The title of this post might be a bit misleading, since it’s not about the history-search feature you often find in shells such as zsh, which is the shell I use. Incidentally, if you don’t know about this feature, try it out! See below:

Press ctrl+r and start typing out a partial command that you’ve used previously, you should see it pop up on your commandline, ready for use. In zsh, this is the history-incremental-search-backward feature on the line editor, which you can see more of over on this page.

But as mentioned, this post is about something else. Some time ago I saw Jonathan Hitchcock mention use of the open(1) command on OSX and thought this was pretty nifty, leading to me looking around for the equivalent on Linux.
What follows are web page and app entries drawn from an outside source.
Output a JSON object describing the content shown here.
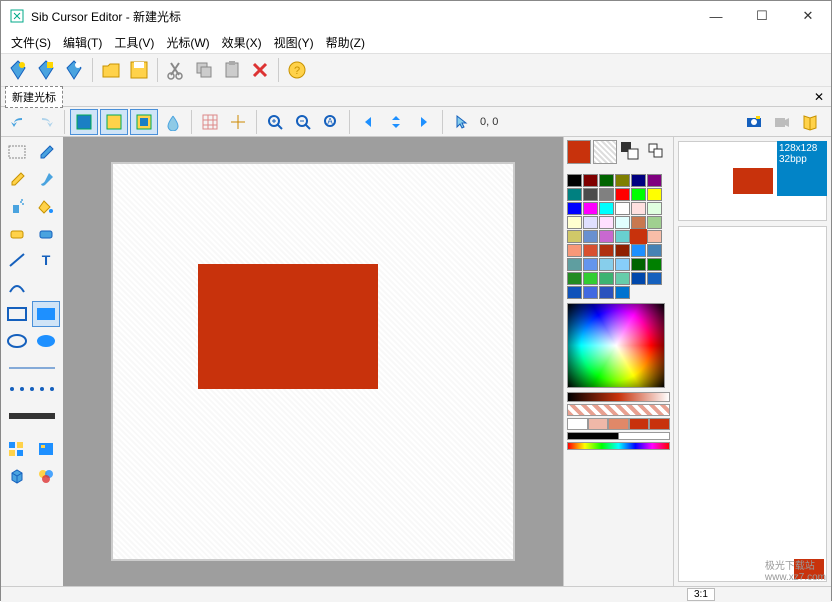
{
  "window": {
    "title": "Sib Cursor Editor - 新建光标",
    "minimize": "—",
    "maximize": "☐",
    "close": "✕"
  },
  "menu": {
    "file": "文件(S)",
    "edit": "编辑(T)",
    "tools": "工具(V)",
    "cursor": "光标(W)",
    "effects": "效果(X)",
    "view": "视图(Y)",
    "help": "帮助(Z)"
  },
  "tab": {
    "name": "新建光标",
    "close": "✕"
  },
  "coords": {
    "value": "0, 0"
  },
  "format": {
    "size": "128x128",
    "bpp": "32bpp"
  },
  "status": {
    "ratio": "3:1"
  },
  "watermark": {
    "site": "极光下载站",
    "url": "www.xz7.com"
  },
  "foreground_color": "#c8320c",
  "background_color_swatch": "repeating-linear-gradient(45deg,#ddd,#ddd 2px,#fff 2px,#fff 4px)",
  "palette_colors": [
    "#000000",
    "#7f0000",
    "#006400",
    "#7f7f00",
    "#000080",
    "#7f007f",
    "#008080",
    "#4b4b4b",
    "#808080",
    "#ff0000",
    "#00ff00",
    "#ffff00",
    "#0000ff",
    "#ff00ff",
    "#00ffff",
    "#ffffff",
    "#ffe0e0",
    "#e0ffe0",
    "#ffffd0",
    "#e0e0ff",
    "#ffe0ff",
    "#e0ffff",
    "#c87850",
    "#a0d090",
    "#d0c868",
    "#6890d0",
    "#c868d0",
    "#68d0d0",
    "#c8320c",
    "#f8bda8",
    "#f89878",
    "#d85030",
    "#b03010",
    "#8f2000",
    "#1e90ff",
    "#4682b4",
    "#5f9ea0",
    "#6495ed",
    "#87ceeb",
    "#87cefa",
    "#006400",
    "#008000",
    "#228b22",
    "#32cd32",
    "#3cb371",
    "#66cdaa",
    "#0047ab",
    "#1560bd",
    "#0f52ba",
    "#4169e1",
    "#2a52be",
    "#0073cf"
  ],
  "canvas": {
    "rect_color": "#c8320c"
  }
}
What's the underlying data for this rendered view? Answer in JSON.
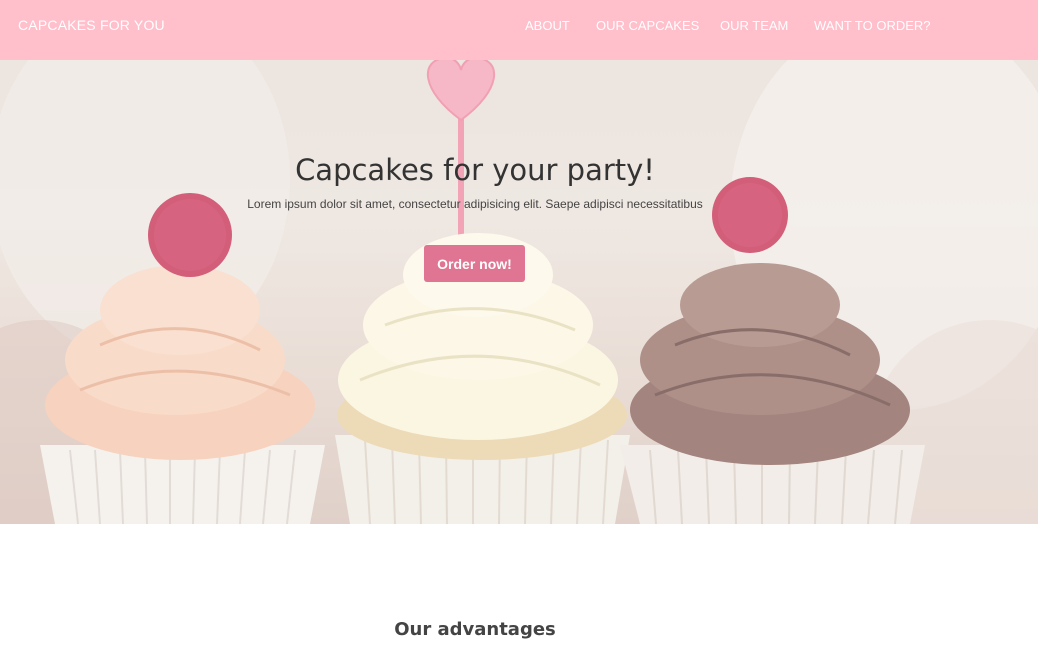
{
  "navbar": {
    "brand": "CAPCAKES FOR YOU",
    "links": [
      "ABOUT",
      "OUR CAPCAKES",
      "OUR TEAM",
      "WANT TO ORDER?"
    ]
  },
  "hero": {
    "title": "Capcakes for your party!",
    "subtitle": "Lorem ipsum dolor sit amet, consectetur adipisicing elit. Saepe adipisci necessitatibus",
    "button_label": "Order now!"
  },
  "advantages": {
    "title": "Our advantages"
  },
  "colors": {
    "navbar_bg": "#ffbfcb",
    "button_bg": "#df7592",
    "text_dark": "#333333"
  }
}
I came across ‘xdg-open’, which works with the freedesktop standards and thus generally respects your desktop-environment-of-choice’s application preferences. After using it a bit, I decided it was unwieldy (since there were too many commands starting with ‘xdg-‘), and aliased it to ‘xopen’, which has the benefit of being both short and easily tab-completable.
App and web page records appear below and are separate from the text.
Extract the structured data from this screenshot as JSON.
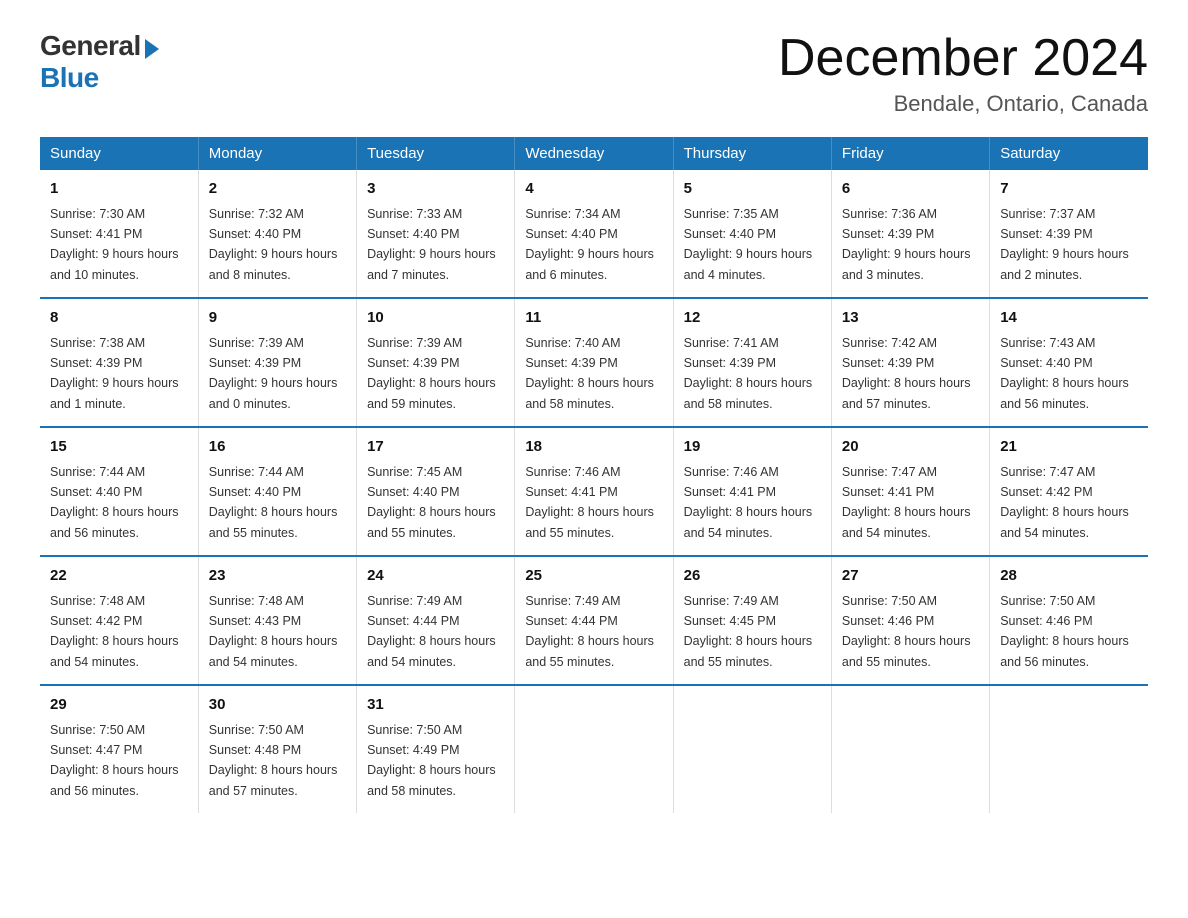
{
  "logo": {
    "general": "General",
    "blue": "Blue"
  },
  "title": "December 2024",
  "location": "Bendale, Ontario, Canada",
  "days_of_week": [
    "Sunday",
    "Monday",
    "Tuesday",
    "Wednesday",
    "Thursday",
    "Friday",
    "Saturday"
  ],
  "weeks": [
    [
      {
        "day": "1",
        "sunrise": "7:30 AM",
        "sunset": "4:41 PM",
        "daylight": "9 hours and 10 minutes."
      },
      {
        "day": "2",
        "sunrise": "7:32 AM",
        "sunset": "4:40 PM",
        "daylight": "9 hours and 8 minutes."
      },
      {
        "day": "3",
        "sunrise": "7:33 AM",
        "sunset": "4:40 PM",
        "daylight": "9 hours and 7 minutes."
      },
      {
        "day": "4",
        "sunrise": "7:34 AM",
        "sunset": "4:40 PM",
        "daylight": "9 hours and 6 minutes."
      },
      {
        "day": "5",
        "sunrise": "7:35 AM",
        "sunset": "4:40 PM",
        "daylight": "9 hours and 4 minutes."
      },
      {
        "day": "6",
        "sunrise": "7:36 AM",
        "sunset": "4:39 PM",
        "daylight": "9 hours and 3 minutes."
      },
      {
        "day": "7",
        "sunrise": "7:37 AM",
        "sunset": "4:39 PM",
        "daylight": "9 hours and 2 minutes."
      }
    ],
    [
      {
        "day": "8",
        "sunrise": "7:38 AM",
        "sunset": "4:39 PM",
        "daylight": "9 hours and 1 minute."
      },
      {
        "day": "9",
        "sunrise": "7:39 AM",
        "sunset": "4:39 PM",
        "daylight": "9 hours and 0 minutes."
      },
      {
        "day": "10",
        "sunrise": "7:39 AM",
        "sunset": "4:39 PM",
        "daylight": "8 hours and 59 minutes."
      },
      {
        "day": "11",
        "sunrise": "7:40 AM",
        "sunset": "4:39 PM",
        "daylight": "8 hours and 58 minutes."
      },
      {
        "day": "12",
        "sunrise": "7:41 AM",
        "sunset": "4:39 PM",
        "daylight": "8 hours and 58 minutes."
      },
      {
        "day": "13",
        "sunrise": "7:42 AM",
        "sunset": "4:39 PM",
        "daylight": "8 hours and 57 minutes."
      },
      {
        "day": "14",
        "sunrise": "7:43 AM",
        "sunset": "4:40 PM",
        "daylight": "8 hours and 56 minutes."
      }
    ],
    [
      {
        "day": "15",
        "sunrise": "7:44 AM",
        "sunset": "4:40 PM",
        "daylight": "8 hours and 56 minutes."
      },
      {
        "day": "16",
        "sunrise": "7:44 AM",
        "sunset": "4:40 PM",
        "daylight": "8 hours and 55 minutes."
      },
      {
        "day": "17",
        "sunrise": "7:45 AM",
        "sunset": "4:40 PM",
        "daylight": "8 hours and 55 minutes."
      },
      {
        "day": "18",
        "sunrise": "7:46 AM",
        "sunset": "4:41 PM",
        "daylight": "8 hours and 55 minutes."
      },
      {
        "day": "19",
        "sunrise": "7:46 AM",
        "sunset": "4:41 PM",
        "daylight": "8 hours and 54 minutes."
      },
      {
        "day": "20",
        "sunrise": "7:47 AM",
        "sunset": "4:41 PM",
        "daylight": "8 hours and 54 minutes."
      },
      {
        "day": "21",
        "sunrise": "7:47 AM",
        "sunset": "4:42 PM",
        "daylight": "8 hours and 54 minutes."
      }
    ],
    [
      {
        "day": "22",
        "sunrise": "7:48 AM",
        "sunset": "4:42 PM",
        "daylight": "8 hours and 54 minutes."
      },
      {
        "day": "23",
        "sunrise": "7:48 AM",
        "sunset": "4:43 PM",
        "daylight": "8 hours and 54 minutes."
      },
      {
        "day": "24",
        "sunrise": "7:49 AM",
        "sunset": "4:44 PM",
        "daylight": "8 hours and 54 minutes."
      },
      {
        "day": "25",
        "sunrise": "7:49 AM",
        "sunset": "4:44 PM",
        "daylight": "8 hours and 55 minutes."
      },
      {
        "day": "26",
        "sunrise": "7:49 AM",
        "sunset": "4:45 PM",
        "daylight": "8 hours and 55 minutes."
      },
      {
        "day": "27",
        "sunrise": "7:50 AM",
        "sunset": "4:46 PM",
        "daylight": "8 hours and 55 minutes."
      },
      {
        "day": "28",
        "sunrise": "7:50 AM",
        "sunset": "4:46 PM",
        "daylight": "8 hours and 56 minutes."
      }
    ],
    [
      {
        "day": "29",
        "sunrise": "7:50 AM",
        "sunset": "4:47 PM",
        "daylight": "8 hours and 56 minutes."
      },
      {
        "day": "30",
        "sunrise": "7:50 AM",
        "sunset": "4:48 PM",
        "daylight": "8 hours and 57 minutes."
      },
      {
        "day": "31",
        "sunrise": "7:50 AM",
        "sunset": "4:49 PM",
        "daylight": "8 hours and 58 minutes."
      },
      null,
      null,
      null,
      null
    ]
  ],
  "labels": {
    "sunrise": "Sunrise:",
    "sunset": "Sunset:",
    "daylight": "Daylight:"
  }
}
This has been working pretty well for me since then, and only recently did I come up with a slightly improved use of it. Every now and then I want to quickly check up something online, and I could certainly use lynx/elinks for this, but they’re also a bit painful to navigate with on many sites, so they’re not exactly ideal candidates. To the rescue comes my handy xopen alias!

function googsearch() {
  xopen "http://www.google.com/search?q=$*"

function googsearchphrase() {
  xopen "http://www.google.com/search?q=\"$*\""

Those are the functions I created, and they expand quite easily on my shell, suiting me on both laziness and versatility/speed. The end effect is they quickly fire off a query to google in my preferred browser, which can be one alt-tab away or focus by default (depending on your DE config). Later I *might* investigate using another search engine, but my typical use is on Google.

The only downside I can see to this is I can still only make it work on a local shell at this stage, so I’d have to see how I can make it work through ssh tunnels or somesuch. Maybe some sort of hack emulating a socket-forward as agent forwarding is done? If anyone has any ideas, please post them in the comments, I’d be glad to hear about it.

Update: just for clarity, what I meant with the last paragraph is that I’d want to call this command (or something to the same effect) on a remote server, and have the query executed on my local machine.